A Woman In Your Own Right by Anne Dickson
In many ways this is a classic book of feminism – the original of this book came out in 1982, so this is its fourthieth anniversary reissue. The author has completely revised the contents to adjust for a new century and a new world view in many respects, because “Despite advances in gender equality in education, the workplace and the home, in practice many women and girls still find it a challenge to speak up and be heard”. This book is subtitled “The art of assertive, clear and honest communication”, and looks at how different methods of expressing oneself in a multitude of situations can change outcomes and our reactions to everyday situations. Ranging from asking for help at home to dealing with tricky situations in the workplace, this book looks at the possible scenarios that women encounter and can struggle with, perceiving a failure to put across their point of view. The author has continued to teach assertiveness training over the years since, but points out how training for women in this respect has been overtaken by a general move towards the individual. Certainly there are techniques in this book that would transcend gender limitations; while many of the situations here would seem to reflect women’s difficulties with family expectations for childcare, contact with older relatives, household tasks etc, it would be wrong to assume that hesitancy to communicate effectively is limited to those who identify as women. It is nonetheless a classic given an impressive update for a new century, managing to be reassuring, inspiring and much more in one volume. I was very pleased to have the opportunity to read and review this “Pioneering Handbook”

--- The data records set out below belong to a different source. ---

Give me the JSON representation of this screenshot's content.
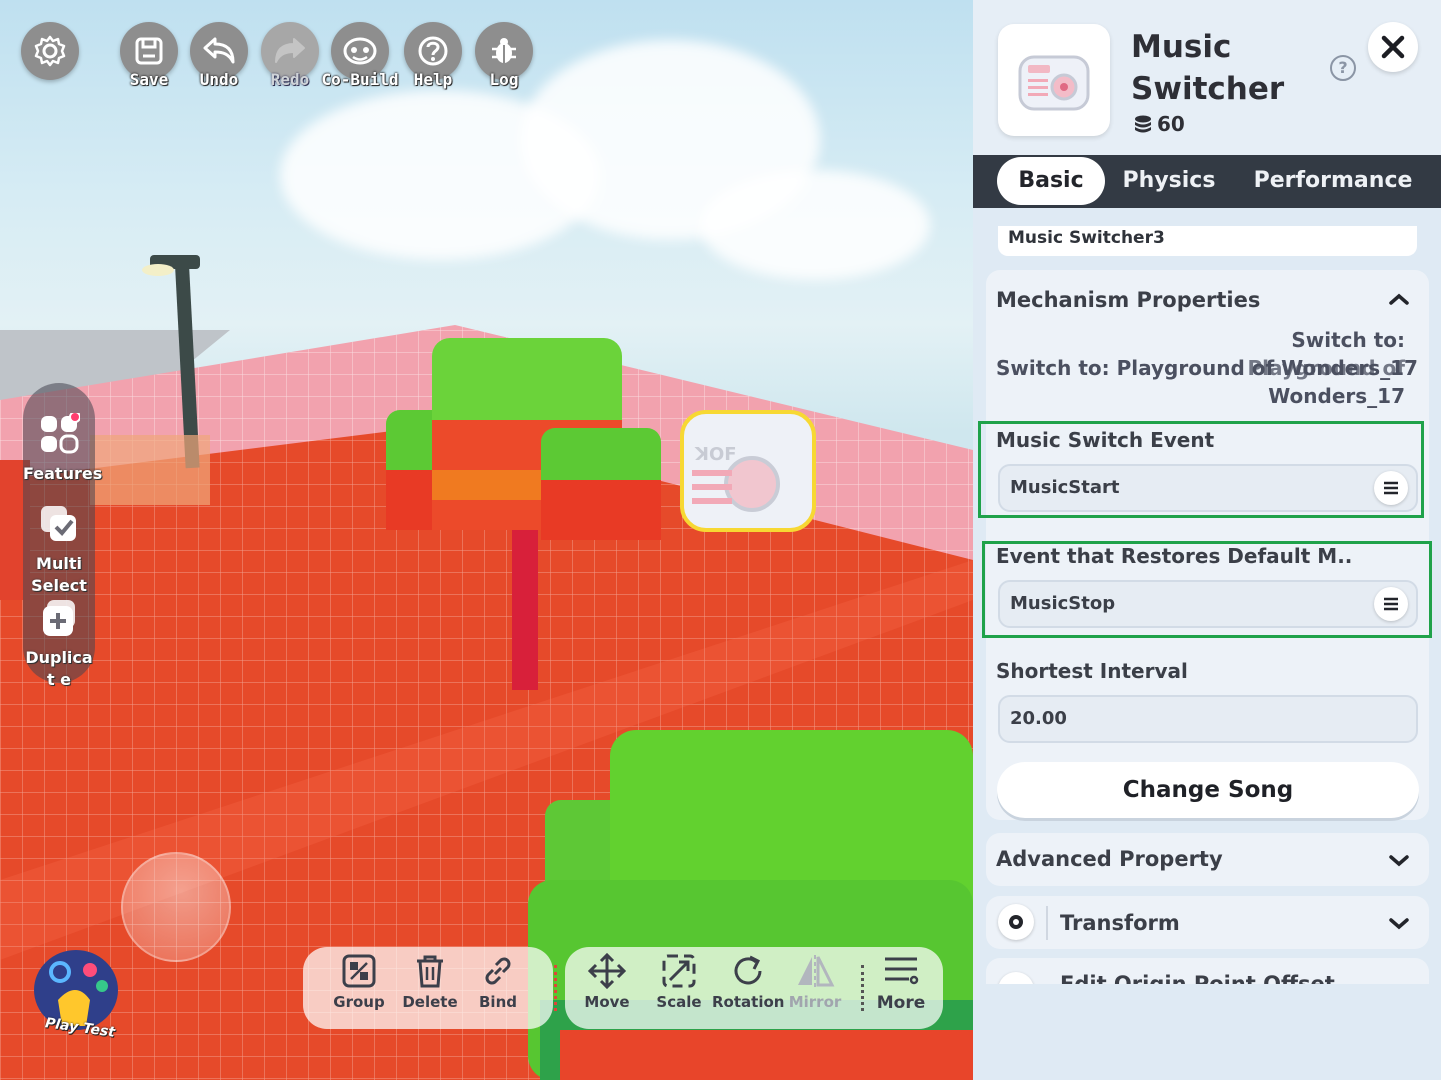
{
  "toolbar": {
    "items": [
      {
        "label": "",
        "icon": "gear-icon"
      },
      {
        "label": "Save",
        "icon": "save-icon"
      },
      {
        "label": "Undo",
        "icon": "undo-icon"
      },
      {
        "label": "Redo",
        "icon": "redo-icon"
      },
      {
        "label": "Co-Build",
        "icon": "co-build-icon"
      },
      {
        "label": "Help",
        "icon": "help-icon"
      },
      {
        "label": "Log",
        "icon": "log-bug-icon"
      }
    ]
  },
  "sidebar": {
    "items": [
      {
        "label": "Features",
        "icon": "features-icon"
      },
      {
        "label": "Multi Select",
        "icon": "multi-select-icon"
      },
      {
        "label": "Duplicat e",
        "icon": "duplicate-icon"
      }
    ]
  },
  "play": {
    "label": "Play Test"
  },
  "bottombar": {
    "items": [
      {
        "label": "Group",
        "icon": "group-icon"
      },
      {
        "label": "Delete",
        "icon": "trash-icon"
      },
      {
        "label": "Bind",
        "icon": "link-icon"
      },
      {
        "label": "Move",
        "icon": "move-icon"
      },
      {
        "label": "Scale",
        "icon": "scale-icon"
      },
      {
        "label": "Rotation",
        "icon": "rotate-icon"
      },
      {
        "label": "Mirror",
        "icon": "mirror-icon"
      },
      {
        "label": "More",
        "icon": "more-icon"
      }
    ]
  },
  "panel": {
    "title": "Music Switcher",
    "cost": "60",
    "tabs": [
      "Basic",
      "Physics",
      "Performance"
    ],
    "active_tab": "Basic",
    "name_value": "Music Switcher3",
    "mechanism": {
      "title": "Mechanism Properties",
      "switch_left": "Switch to: Playground of Wonders_17",
      "switch_overlay_1": "Switch to:",
      "switch_overlay_2": "Playground of",
      "switch_overlay_3": "Wonders_17",
      "music_switch_event_label": "Music Switch Event",
      "music_switch_event_value": "MusicStart",
      "restore_event_label": "Event that Restores Default M..",
      "restore_event_value": "MusicStop",
      "interval_label": "Shortest Interval",
      "interval_value": "20.00",
      "change_song": "Change Song"
    },
    "advanced": "Advanced Property",
    "transform": "Transform",
    "edit_origin": "Edit Origin Point Offset"
  },
  "colors": {
    "highlight": "#1fa24a",
    "tab_bar": "#333a44",
    "floor": "#e64a2a"
  }
}
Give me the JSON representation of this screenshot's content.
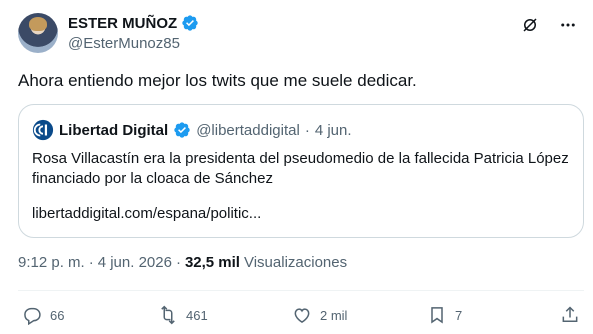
{
  "author": {
    "display_name": "ESTER MUÑOZ",
    "handle": "@EsterMunoz85"
  },
  "tweet": {
    "text": "Ahora entiendo mejor los twits que me suele dedicar."
  },
  "quote": {
    "display_name": "Libertad Digital",
    "handle": "@libertaddigital",
    "separator": "·",
    "date": "4 jun.",
    "text": "Rosa Villacastín era la presidenta del pseudomedio de la fallecida Patricia López financiado por la cloaca de Sánchez",
    "link": "libertaddigital.com/espana/politic..."
  },
  "meta": {
    "time": "9:12 p. m.",
    "sep1": "·",
    "date": "4 jun. 2026",
    "sep2": "·",
    "views_count": "32,5 mil",
    "views_label": "Visualizaciones"
  },
  "actions": {
    "replies": "66",
    "reposts": "461",
    "likes": "2 mil",
    "bookmarks": "7"
  },
  "colors": {
    "verified": "#1d9bf0",
    "secondary_text": "#536471",
    "border": "#cfd9de",
    "libertad_logo": "#0a4a8a"
  },
  "icons": [
    "grok-icon",
    "more-icon",
    "reply-icon",
    "repost-icon",
    "like-icon",
    "bookmark-icon",
    "share-icon",
    "verified-icon"
  ]
}
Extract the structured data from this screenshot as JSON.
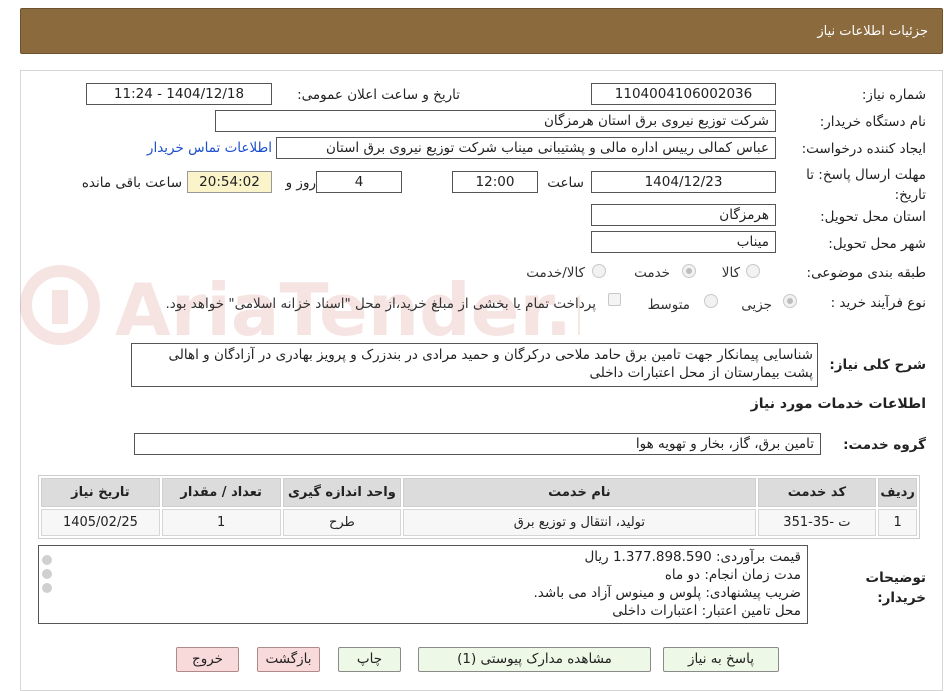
{
  "header": {
    "title": "جزئیات اطلاعات نیاز"
  },
  "fields": {
    "need_number_label": "شماره نیاز:",
    "need_number": "1104004106002036",
    "announce_label": "تاریخ و ساعت اعلان عمومی:",
    "announce_value": "1404/12/18 - 11:24",
    "buyer_label": "نام دستگاه خریدار:",
    "buyer_value": "شرکت توزیع نیروی برق استان هرمزگان",
    "requester_label": "ایجاد کننده درخواست:",
    "requester_value": "عباس کمالی رییس اداره مالی و پشتیبانی میناب شرکت توزیع نیروی برق استان",
    "contact_link": "اطلاعات تماس خریدار",
    "deadline_label": "مهلت ارسال پاسخ: تا تاریخ:",
    "deadline_date": "1404/12/23",
    "time_label": "ساعت",
    "deadline_time": "12:00",
    "days_value": "4",
    "days_label": "روز و",
    "remaining_time": "20:54:02",
    "remaining_label": "ساعت باقی مانده",
    "province_label": "استان محل تحویل:",
    "province_value": "هرمزگان",
    "city_label": "شهر محل تحویل:",
    "city_value": "میناب",
    "category_label": "طبقه بندی موضوعی:",
    "category_options": [
      "کالا",
      "خدمت",
      "کالا/خدمت"
    ],
    "process_label": "نوع فرآیند خرید :",
    "process_options": [
      "جزیی",
      "متوسط"
    ],
    "process_note": "پرداخت تمام یا بخشی از مبلغ خرید،از محل \"اسناد خزانه اسلامی\" خواهد بود.",
    "desc_label": "شرح کلی نیاز:",
    "desc_value": "شناسایی پیمانکار جهت تامین برق حامد ملاحی درکرگان  و حمید مرادی در بندزرک و پرویز بهادری در آزادگان و اهالی پشت بیمارستان از محل اعتبارات داخلی"
  },
  "services": {
    "section_title": "اطلاعات خدمات مورد نیاز",
    "group_label": "گروه خدمت:",
    "group_value": "تامین برق، گاز، بخار و تهویه هوا",
    "columns": [
      "ردیف",
      "کد خدمت",
      "نام خدمت",
      "واحد اندازه گیری",
      "تعداد / مقدار",
      "تاریخ نیاز"
    ],
    "rows": [
      [
        "1",
        "ت -35-351",
        "تولید، انتقال و توزیع برق",
        "طرح",
        "1",
        "1405/02/25"
      ]
    ]
  },
  "notes": {
    "label": "توضیحات خریدار:",
    "lines": [
      "قیمت برآوردی: 1.377.898.590 ریال",
      "مدت زمان انجام: دو ماه",
      "ضریب پیشنهادی: پلوس  و مینوس آزاد می باشد.",
      "محل تامین اعتبار:  اعتبارات داخلی"
    ]
  },
  "buttons": {
    "reply": "پاسخ به نیاز",
    "attachments": "مشاهده مدارک پیوستی (1)",
    "print": "چاپ",
    "back": "بازگشت",
    "exit": "خروج"
  },
  "watermark_text": "AriaTender.neT",
  "colors": {
    "header_bg": "#8b6a3e",
    "button_bg": "#eef8e6",
    "button_red_bg": "#f9dada",
    "highlight": "#fbf3c9",
    "link": "#1a4fcf"
  }
}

It is also possibly less specific regarding the methods of communication that have come to the fore during the last few decades, such as social media and email, whatsapp and text. It does acknowledge that such means of contact do limit the nuances that can be expressed face to face, but perhaps is limited in passing on ideas for when this is not possible. This is not a criticism in that it is clear that this book is aimed at recommending strategies for everyday interactions, and it does an excellent job of reassuring the reader that they can get over their point of view. It looks at three hypothetical women who each demonstrate the extremes of ways of dealing with situations, ranging from angry aggression to tired acceptance and submission. A fourth woman shows examples of the reasonable and successful ways that would probably succeed in the same situation, balancing compromise, assertion and a definite specific outcome. A lot of the mini scripts that Dickson uses come down to being specific; rather than asking for a wholesale change, asking for a specific thing such as a timely meeting with a certain person, or a plan to cover household tasks on a more equal basis. It suggests the benefits of role playing various scenarios with a trusted friend, to enable thought and preparation of what will succeed, to practise the actual words that will have the most effect. This book is impressive in its coverage, including some of the situations experienced by older people as well as those in the workplace.
The dedication of this book is so impressive I immediately tried to send a photo to my daughter. It acknowledges the women who fight every day for “gender equality and justice”, the basic rights to access education, and so much more that are still live issues in this and so many countries in our world. There is a list of books for Further Reading, and a comprehensive index for those who like me read it straight through but wish to refer back to specific issues such as “saying no” and “body language”. This is undoubtedly a useful and inspiring book which should be widely available and read by all those who wish to make a difference in how they communicate with others to reflect their own feelings and needs. Comprehensive and thoughtful, it provides a valuable and fascinating insight into how to cope with everyday challenges.